» **Work instructions**: Write out all of the data again, precisely as it appears.

» **Data to use**:
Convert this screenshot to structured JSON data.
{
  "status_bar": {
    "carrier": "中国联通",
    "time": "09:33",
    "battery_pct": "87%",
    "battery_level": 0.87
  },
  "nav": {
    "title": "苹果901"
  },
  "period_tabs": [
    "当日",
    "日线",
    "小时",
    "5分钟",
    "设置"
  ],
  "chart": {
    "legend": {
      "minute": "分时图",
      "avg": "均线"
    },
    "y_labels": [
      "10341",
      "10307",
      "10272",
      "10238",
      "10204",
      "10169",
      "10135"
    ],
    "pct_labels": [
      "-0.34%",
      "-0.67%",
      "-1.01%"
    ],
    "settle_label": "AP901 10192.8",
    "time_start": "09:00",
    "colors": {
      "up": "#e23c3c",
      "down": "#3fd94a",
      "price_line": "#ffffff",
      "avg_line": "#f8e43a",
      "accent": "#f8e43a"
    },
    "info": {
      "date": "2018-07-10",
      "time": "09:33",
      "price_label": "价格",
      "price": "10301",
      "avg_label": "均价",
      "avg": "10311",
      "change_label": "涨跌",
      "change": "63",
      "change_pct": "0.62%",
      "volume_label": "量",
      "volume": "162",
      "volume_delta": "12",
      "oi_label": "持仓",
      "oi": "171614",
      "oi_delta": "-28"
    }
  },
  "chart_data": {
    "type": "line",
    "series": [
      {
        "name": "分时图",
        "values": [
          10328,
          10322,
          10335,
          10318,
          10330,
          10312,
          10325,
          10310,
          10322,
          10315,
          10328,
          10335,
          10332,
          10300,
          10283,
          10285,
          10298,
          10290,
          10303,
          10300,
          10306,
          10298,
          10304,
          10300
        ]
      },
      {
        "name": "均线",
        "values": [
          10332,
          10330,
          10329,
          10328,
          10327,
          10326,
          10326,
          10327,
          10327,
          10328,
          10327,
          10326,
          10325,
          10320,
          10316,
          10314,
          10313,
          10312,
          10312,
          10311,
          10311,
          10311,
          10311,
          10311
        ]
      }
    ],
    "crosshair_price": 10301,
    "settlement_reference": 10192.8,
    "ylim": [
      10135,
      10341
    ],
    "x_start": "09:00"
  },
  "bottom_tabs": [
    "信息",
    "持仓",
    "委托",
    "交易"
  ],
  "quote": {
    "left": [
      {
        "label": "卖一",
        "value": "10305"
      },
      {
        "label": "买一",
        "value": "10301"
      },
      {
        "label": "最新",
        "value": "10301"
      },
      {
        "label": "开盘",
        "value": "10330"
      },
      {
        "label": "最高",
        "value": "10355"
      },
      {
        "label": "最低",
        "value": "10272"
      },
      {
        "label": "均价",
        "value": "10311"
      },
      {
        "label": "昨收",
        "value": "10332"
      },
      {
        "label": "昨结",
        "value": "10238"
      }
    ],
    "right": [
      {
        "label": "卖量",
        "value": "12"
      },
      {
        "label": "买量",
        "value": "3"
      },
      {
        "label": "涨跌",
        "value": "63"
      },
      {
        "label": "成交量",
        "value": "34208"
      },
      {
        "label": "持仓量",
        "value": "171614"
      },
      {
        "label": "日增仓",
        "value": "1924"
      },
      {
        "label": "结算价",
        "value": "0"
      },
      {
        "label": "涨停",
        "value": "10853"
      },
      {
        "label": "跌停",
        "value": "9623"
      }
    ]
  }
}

» **Response box**:
Convert this screenshot to structured JSON data.
{
  "status_bar": {
    "carrier": "中国联通",
    "time": "09:33",
    "battery_pct": "87%",
    "battery_level": 0.87
  },
  "nav": {
    "title": "苹果901"
  },
  "period_tabs": [
    "当日",
    "日线",
    "小时",
    "5分钟",
    "设置"
  ],
  "chart": {
    "legend": {
      "minute": "分时图",
      "avg": "均线"
    },
    "y_labels": [
      "10341",
      "10307",
      "10272",
      "10238",
      "10204",
      "10169",
      "10135"
    ],
    "pct_labels": [
      "-0.34%",
      "-0.67%",
      "-1.01%"
    ],
    "settle_label": "AP901 10192.8",
    "time_start": "09:00",
    "colors": {
      "up": "#e23c3c",
      "down": "#3fd94a",
      "price_line": "#ffffff",
      "avg_line": "#f8e43a",
      "accent": "#f8e43a"
    },
    "info": {
      "date": "2018-07-10",
      "time": "09:33",
      "price_label": "价格",
      "price": "10301",
      "avg_label": "均价",
      "avg": "10311",
      "change_label": "涨跌",
      "change": "63",
      "change_pct": "0.62%",
      "volume_label": "量",
      "volume": "162",
      "volume_delta": "12",
      "oi_label": "持仓",
      "oi": "171614",
      "oi_delta": "-28"
    }
  },
  "chart_data": {
    "type": "line",
    "series": [
      {
        "name": "分时图",
        "values": [
          10328,
          10322,
          10335,
          10318,
          10330,
          10312,
          10325,
          10310,
          10322,
          10315,
          10328,
          10335,
          10332,
          10300,
          10283,
          10285,
          10298,
          10290,
          10303,
          10300,
          10306,
          10298,
          10304,
          10300
        ]
      },
      {
        "name": "均线",
        "values": [
          10332,
          10330,
          10329,
          10328,
          10327,
          10326,
          10326,
          10327,
          10327,
          10328,
          10327,
          10326,
          10325,
          10320,
          10316,
          10314,
          10313,
          10312,
          10312,
          10311,
          10311,
          10311,
          10311,
          10311
        ]
      }
    ],
    "crosshair_price": 10301,
    "settlement_reference": 10192.8,
    "ylim": [
      10135,
      10341
    ],
    "x_start": "09:00"
  },
  "bottom_tabs": [
    "信息",
    "持仓",
    "委托",
    "交易"
  ],
  "quote": {
    "left": [
      {
        "label": "卖一",
        "value": "10305"
      },
      {
        "label": "买一",
        "value": "10301"
      },
      {
        "label": "最新",
        "value": "10301"
      },
      {
        "label": "开盘",
        "value": "10330"
      },
      {
        "label": "最高",
        "value": "10355"
      },
      {
        "label": "最低",
        "value": "10272"
      },
      {
        "label": "均价",
        "value": "10311"
      },
      {
        "label": "昨收",
        "value": "10332"
      },
      {
        "label": "昨结",
        "value": "10238"
      }
    ],
    "right": [
      {
        "label": "卖量",
        "value": "12"
      },
      {
        "label": "买量",
        "value": "3"
      },
      {
        "label": "涨跌",
        "value": "63"
      },
      {
        "label": "成交量",
        "value": "34208"
      },
      {
        "label": "持仓量",
        "value": "171614"
      },
      {
        "label": "日增仓",
        "value": "1924"
      },
      {
        "label": "结算价",
        "value": "0"
      },
      {
        "label": "涨停",
        "value": "10853"
      },
      {
        "label": "跌停",
        "value": "9623"
      }
    ]
  }
}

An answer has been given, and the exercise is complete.